Honestly, you shouldn’t be too surprised at the list here. The biggest shock is the Blackhawks’ failure to make the playoffs. They haven’t missed since the 2007-08 season and have won three Cups in that span. They always seem to be great. Anytime I’m asked to make a conscious decision on who I think will win the Cup, I usually just say “Chicago.” But after finding true happiness last year, Captain “Jonathan Toews” Serious loses his competitive edge and spends NHL games lollygagging and just genuinely having a good time.
The Oilers will make the playoffs because, eventually, they have to. Adam Larsson is the first real defenseman Edmonton has had since Paul Coffey, and Connor McDavid is essentially Sidney Crosby.
The Wild will have a surprising season and take command of a weak division, but they’ll get reverse-swept in the first round and lose a seemingly unlosable Game 7 thanks to the legendary coaching of Bruce Boudreau.
Poor Flames. After finally putting together a decent season, they’ll fall victim to the strange playoff format.
The Predators finishing at the bottom seems surprising … but is it? The Habs apparently knew what they were doing when they traded star showboat PK Subban. After scoring Nashville’s first goal of the season, PK begins the longest goal celebration in sports history, including starring in a bull-riding tournament and undertaking a four-month world tour with country singer Jewel. The ensuing chaos results in a 99 percent drop in attendance as Preds fans, along with most of the team, decide to follow PK’s crazy new life instead.
On the basis of the playoff teams from this experiment, I simply drew winners at random for each conference and then a Cup winner from that pair. The results are … familiar.
So there you have it. The Leafs and Canucks win the regular season, and the Penguins repeat their Cup win behind the stalwart leadership of a former POTUS. It’s a tale as old as time.
We’ll check back here when the season’s over to see how well my magic hat did. Will my results be close? Hockey is filled with so much parity and surprise, who knows?
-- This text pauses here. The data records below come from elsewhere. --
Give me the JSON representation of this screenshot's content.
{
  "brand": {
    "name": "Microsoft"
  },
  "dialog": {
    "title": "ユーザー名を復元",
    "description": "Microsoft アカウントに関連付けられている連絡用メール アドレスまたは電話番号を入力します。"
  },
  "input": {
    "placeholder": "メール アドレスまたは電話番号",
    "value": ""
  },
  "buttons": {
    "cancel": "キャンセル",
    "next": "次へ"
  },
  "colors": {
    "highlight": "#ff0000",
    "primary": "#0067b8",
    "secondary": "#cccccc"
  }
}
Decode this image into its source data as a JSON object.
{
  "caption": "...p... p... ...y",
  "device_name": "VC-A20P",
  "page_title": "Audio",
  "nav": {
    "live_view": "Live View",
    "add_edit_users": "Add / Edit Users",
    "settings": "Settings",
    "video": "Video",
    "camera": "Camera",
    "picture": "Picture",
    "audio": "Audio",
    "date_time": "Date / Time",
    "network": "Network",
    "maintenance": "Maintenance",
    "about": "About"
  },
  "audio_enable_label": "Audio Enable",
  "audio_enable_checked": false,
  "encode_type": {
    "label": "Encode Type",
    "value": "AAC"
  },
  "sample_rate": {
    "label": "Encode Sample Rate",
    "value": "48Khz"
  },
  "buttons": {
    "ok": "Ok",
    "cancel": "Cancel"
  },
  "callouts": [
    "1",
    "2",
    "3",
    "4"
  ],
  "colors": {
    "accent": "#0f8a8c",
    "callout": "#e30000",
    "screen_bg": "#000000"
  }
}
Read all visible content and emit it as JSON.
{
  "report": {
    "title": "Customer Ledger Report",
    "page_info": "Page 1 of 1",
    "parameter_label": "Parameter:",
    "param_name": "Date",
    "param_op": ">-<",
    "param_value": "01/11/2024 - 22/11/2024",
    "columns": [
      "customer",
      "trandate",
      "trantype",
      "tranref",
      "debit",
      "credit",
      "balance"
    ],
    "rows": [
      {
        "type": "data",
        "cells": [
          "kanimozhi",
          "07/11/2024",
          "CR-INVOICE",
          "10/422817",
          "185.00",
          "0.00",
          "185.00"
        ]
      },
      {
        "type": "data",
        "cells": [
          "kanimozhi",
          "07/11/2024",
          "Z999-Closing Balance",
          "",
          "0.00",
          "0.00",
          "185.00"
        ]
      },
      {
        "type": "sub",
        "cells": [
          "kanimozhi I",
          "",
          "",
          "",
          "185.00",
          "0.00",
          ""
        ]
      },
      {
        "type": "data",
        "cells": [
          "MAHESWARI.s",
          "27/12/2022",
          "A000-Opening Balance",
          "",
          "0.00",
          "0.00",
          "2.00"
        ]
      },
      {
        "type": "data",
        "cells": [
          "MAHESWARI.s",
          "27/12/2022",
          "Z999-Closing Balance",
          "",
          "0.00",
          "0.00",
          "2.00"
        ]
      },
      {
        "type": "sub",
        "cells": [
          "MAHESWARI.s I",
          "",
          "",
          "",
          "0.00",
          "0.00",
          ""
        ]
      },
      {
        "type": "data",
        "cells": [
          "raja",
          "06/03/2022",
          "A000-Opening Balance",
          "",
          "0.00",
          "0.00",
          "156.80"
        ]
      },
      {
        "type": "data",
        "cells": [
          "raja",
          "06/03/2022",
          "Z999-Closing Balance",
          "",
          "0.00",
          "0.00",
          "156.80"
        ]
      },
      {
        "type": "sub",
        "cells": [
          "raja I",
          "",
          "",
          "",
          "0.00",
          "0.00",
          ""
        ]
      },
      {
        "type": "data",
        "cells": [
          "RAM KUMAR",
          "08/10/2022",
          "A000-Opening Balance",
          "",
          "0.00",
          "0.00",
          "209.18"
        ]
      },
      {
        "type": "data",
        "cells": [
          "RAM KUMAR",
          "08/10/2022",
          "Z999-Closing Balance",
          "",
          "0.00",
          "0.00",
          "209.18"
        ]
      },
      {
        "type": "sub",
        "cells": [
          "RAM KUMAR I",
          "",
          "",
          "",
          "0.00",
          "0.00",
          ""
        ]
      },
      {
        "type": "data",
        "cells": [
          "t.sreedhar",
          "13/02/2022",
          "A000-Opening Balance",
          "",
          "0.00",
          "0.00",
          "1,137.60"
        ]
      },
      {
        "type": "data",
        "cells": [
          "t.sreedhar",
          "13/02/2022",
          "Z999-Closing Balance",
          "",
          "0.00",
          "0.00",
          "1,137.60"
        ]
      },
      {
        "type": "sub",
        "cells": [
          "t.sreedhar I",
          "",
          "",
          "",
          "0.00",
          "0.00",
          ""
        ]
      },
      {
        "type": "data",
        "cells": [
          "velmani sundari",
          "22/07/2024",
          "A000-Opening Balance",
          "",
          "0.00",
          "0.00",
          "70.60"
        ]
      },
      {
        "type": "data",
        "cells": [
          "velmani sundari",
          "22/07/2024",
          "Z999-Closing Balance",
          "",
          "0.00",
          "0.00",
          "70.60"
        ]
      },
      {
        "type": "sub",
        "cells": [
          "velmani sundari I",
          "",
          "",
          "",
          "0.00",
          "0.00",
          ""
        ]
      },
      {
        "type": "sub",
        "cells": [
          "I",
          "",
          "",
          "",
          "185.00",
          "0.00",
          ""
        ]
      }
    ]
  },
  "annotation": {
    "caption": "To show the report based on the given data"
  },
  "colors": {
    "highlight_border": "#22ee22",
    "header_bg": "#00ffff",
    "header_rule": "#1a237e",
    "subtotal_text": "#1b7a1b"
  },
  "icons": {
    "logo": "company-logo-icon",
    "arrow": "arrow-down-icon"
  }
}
But one thing is certain: I’ll be closer than whatever Barry Melrose says.
Massachusetts-based hockey writer Scott Finger is on the lookout for deep-pocketed investors for his next-gen approach to forecasting. You should follow him on Twitter.